So why the down trend in sleep time for teens?  I believe that this problem is multifactorial and includes increased amounts of homework especially between middle and high school, an increase in the amount of time spent at after school jobs that teens may want or need to have, the desire to be involved in an ever growing number of  extracurricular activities that seem to take more and more time commitment every year, as well as the large impact of new, distraction-riddled, “infinitely connected” technology in our daily lives.  There is a lot of research at this time looking at the influence of today’s technology driven society where we have internet and social media at our fingertips 24 hours a day and what impact this could be having on sleep, especially in the teenage population.

This means that the hormone that helps with sleep - melatonin - might not even be released to prompt teen sleep until closer to 11pm.

This most recent study about the ever decreasing amount of sleep teens are getting lends even more clout to the recent policy statement from the American Academy of Pediatrics (AAP) in regards to sleep in teens (click here to see the full policy statement) which advocates for middle and high school students to begin their school day no earlier than 8:30am.  The recommendation is based on the idea that after puberty, the sleep-wake cycle and natural circadian rhythm of teens is shifted by about 2 hours.  This means that the hormone that helps with sleep - melatonin - might not even be released to prompt teen sleep until closer to 11pm.  If that is the case, then current school start times of 7:30am or even earlier don’t make any sense.  Assuming that teens go to bed right at 11pm when their melatonin kicks in, it is nearly impossible to get the minimum 8 hours of sleep, then wake up and make it to school ready to start learning by 7:30am.   With that said, I think that the idea of shifting the start time of middle and high school is certainly an interesting idea and one that will likely be more closely analyzed as we learn even more about the ever increasing body of evidence pointing to major health issues that can result from chronic lack of sleep in teens.

Parents should institute a “media curfew” that requires all media be turned off at least 1 hour before bedtime.

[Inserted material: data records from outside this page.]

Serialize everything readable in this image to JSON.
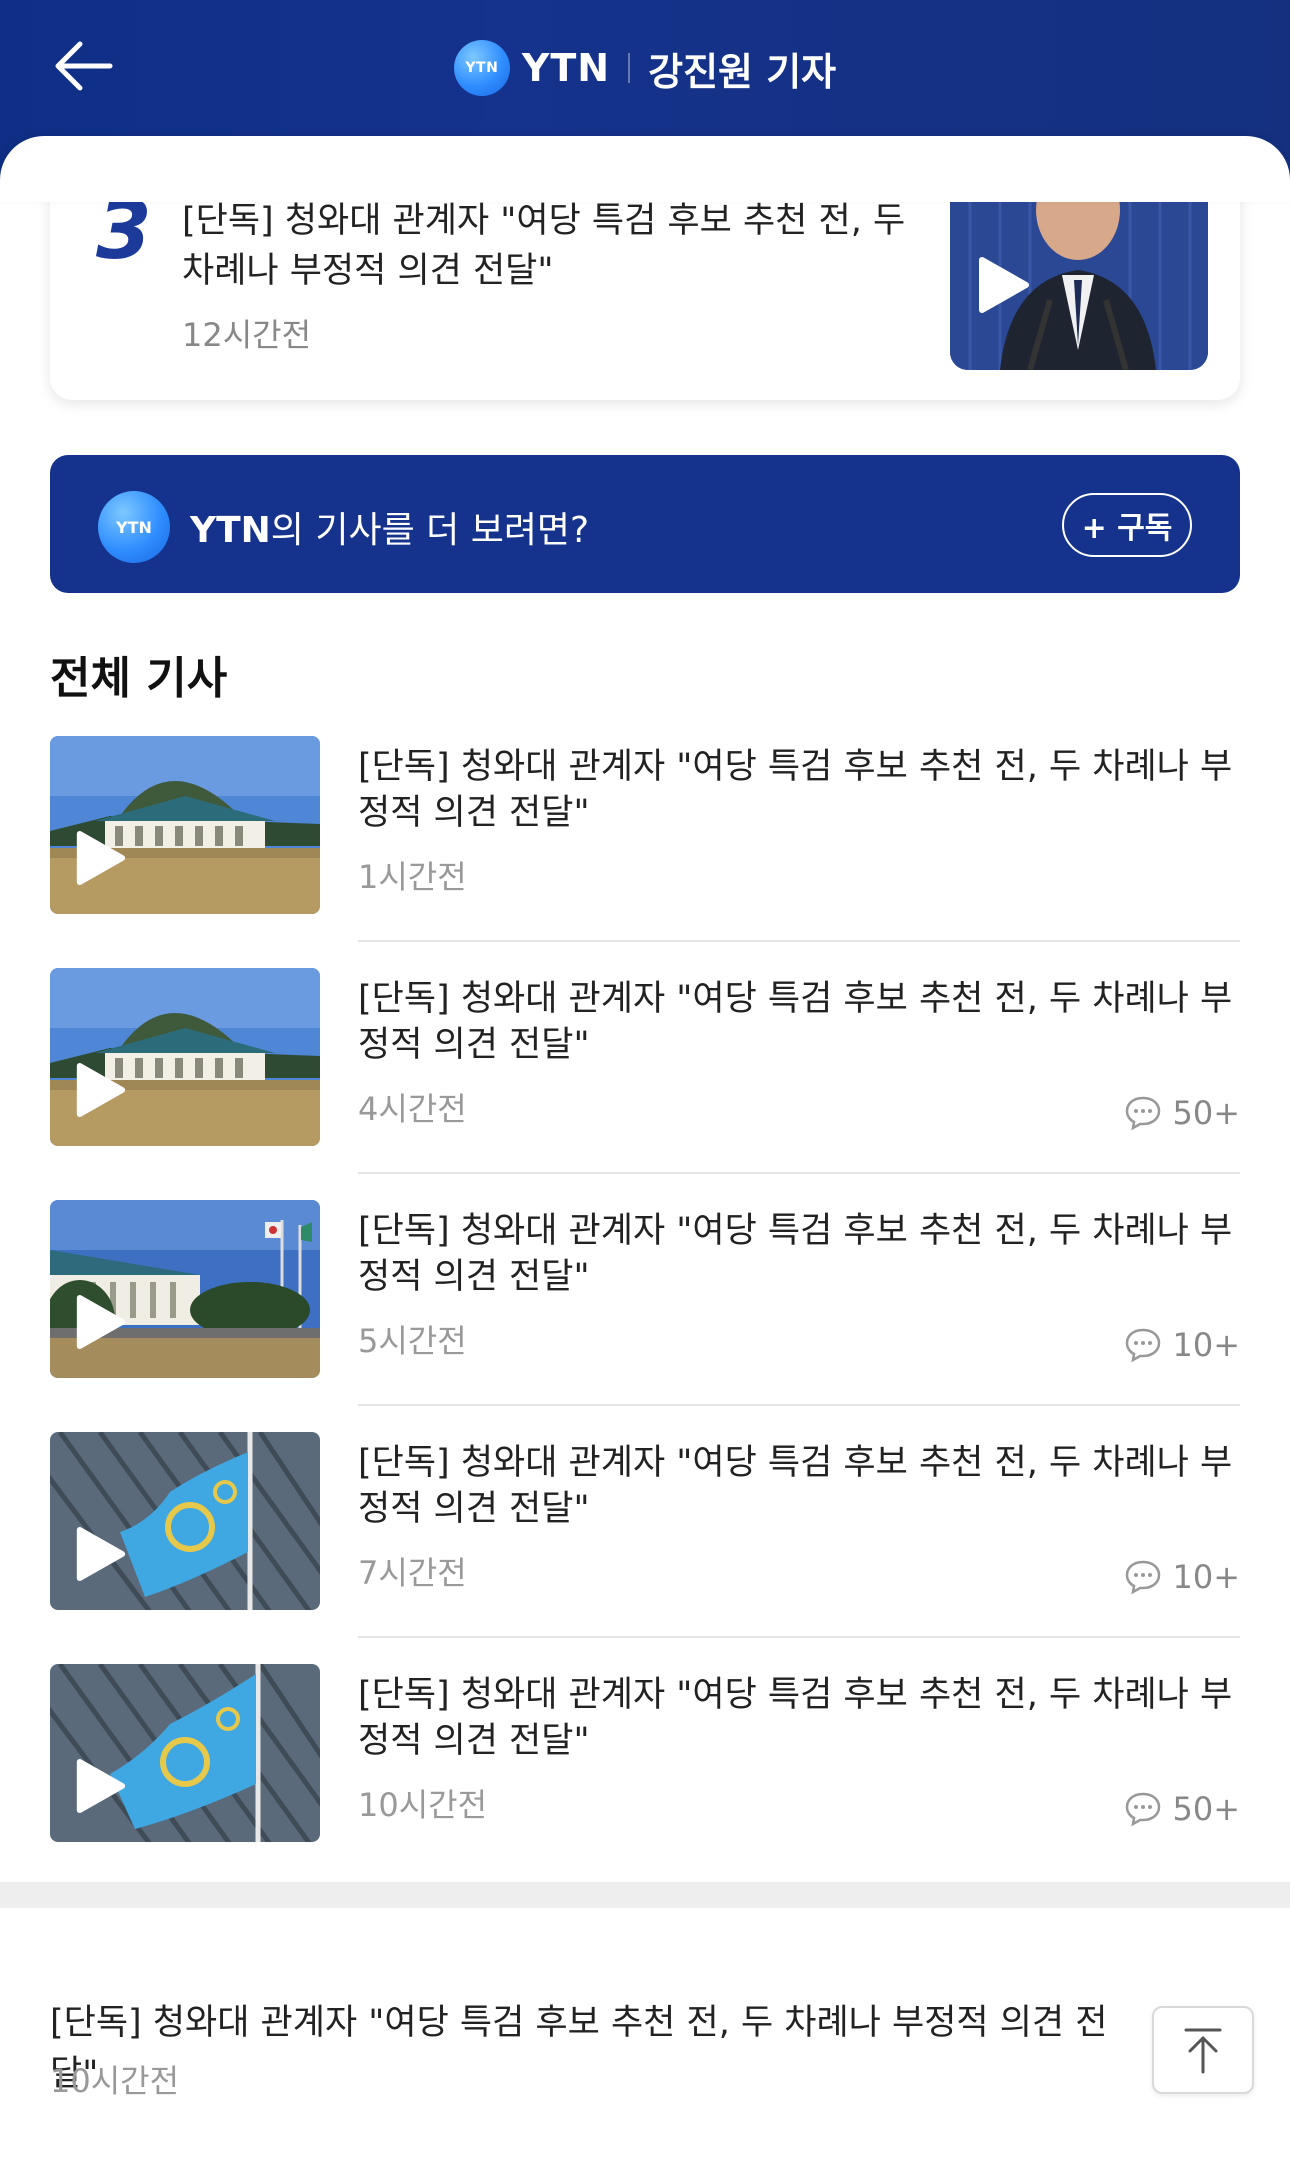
{
  "header": {
    "logo_text": "YTN",
    "brand": "YTN",
    "reporter": "강진원 기자"
  },
  "ranked": {
    "rank": "3",
    "title": "[단독] 청와대 관계자 \"여당 특검 후보 추천 전, 두 차례나 부정적 의견 전달\"",
    "time": "12시간전"
  },
  "subscribe": {
    "logo_text": "YTN",
    "brand": "YTN",
    "text": "의 기사를 더 보려면?",
    "button": "+ 구독"
  },
  "section_title": "전체 기사",
  "articles": [
    {
      "title": "[단독] 청와대 관계자 \"여당 특검 후보 추천 전, 두 차례나 부정적 의견 전달\"",
      "time": "1시간전",
      "comments": ""
    },
    {
      "title": "[단독] 청와대 관계자 \"여당 특검 후보 추천 전, 두 차례나 부정적 의견 전달\"",
      "time": "4시간전",
      "comments": "50+"
    },
    {
      "title": "[단독] 청와대 관계자 \"여당 특검 후보 추천 전, 두 차례나 부정적 의견 전달\"",
      "time": "5시간전",
      "comments": "10+"
    },
    {
      "title": "[단독] 청와대 관계자 \"여당 특검 후보 추천 전, 두 차례나 부정적 의견 전달\"",
      "time": "7시간전",
      "comments": "10+"
    },
    {
      "title": "[단독] 청와대 관계자 \"여당 특검 후보 추천 전, 두 차례나 부정적 의견 전달\"",
      "time": "10시간전",
      "comments": "50+"
    }
  ],
  "bottom_article": {
    "title": "[단독] 청와대 관계자 \"여당 특검 후보 추천 전, 두 차례나 부정적 의견 전달\"",
    "time": "10시간전"
  },
  "icons": {
    "back": "back-arrow-icon",
    "play": "play-icon",
    "comment": "comment-bubble-icon",
    "scroll_top": "scroll-to-top-icon"
  },
  "colors": {
    "header_bg": "#15328c",
    "accent": "#1c3a9a",
    "logo": "#2f8dff"
  }
}
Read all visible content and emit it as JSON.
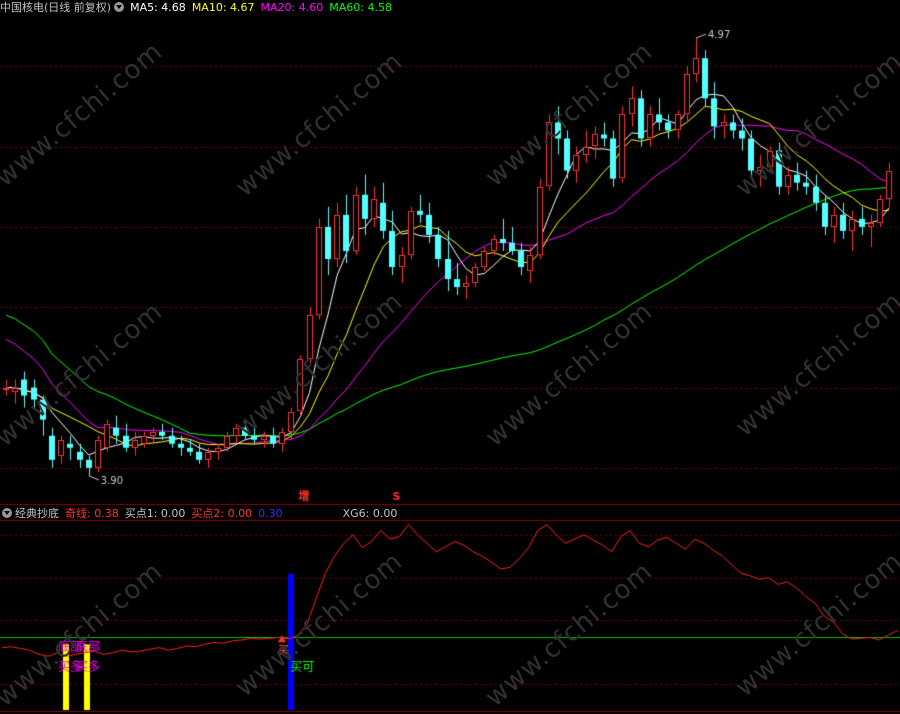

So until schools decide to embrace a later start time, what can parents do to help ensure adequate sleep during the teen years?  First, see if your teen’s sleep routine needs an overhaul.  Teens should aim to get in bed around the same time every night (and since school times have not yet adjusted in most cases to AAP recommendations, this probably means by or before 10pm for most).  I also always encourage parents to keep the bedroom a “technology free” zone.  Television, game systems, tablets, smartphones and any other distraction-inducing devices should not accompany your teen to bed as the bright lights from these devices only serves to continue to stimulate the brain and keep teens from falling asleep.  Next, while caffeinated beverages such as energy drinks and specialty coffees have gained a lot of popularity over the past several years, especially in the teenage population, these drinks have no place in the evening routine of any child or teen.  Finally, parents should institute a “media curfew” that requires all media be turned off at least 1 hour before bedtime.  While I am sure that every teen who hears this rule will roll their eyes and think I am speaking in a foreign language, it really is an important aspect of trying to establish healthy sleep habits.

My husband would tell you that I am certainly not a model citizen when it comes to getting enough sleep (I think this comes from residency training, the “mommy” genes, late-night call, and, in some cases, even tending this website).  One thing is for sure, though…I am adamant when it comes to the sleep habits and schedules of our children.  A set sleep routine is something that we started when they were very young, and it is something that I plan to continue on through to their teenage years, even though I am quite sure there will be battles waged when they are told to hand over their “smart device” (whatever that may look like 10 years from now) before proceeding to bed.  But in my mind, this is one of those battles that is a “must win” - for your teen’s health and well-being, and also for your sanity as a parent.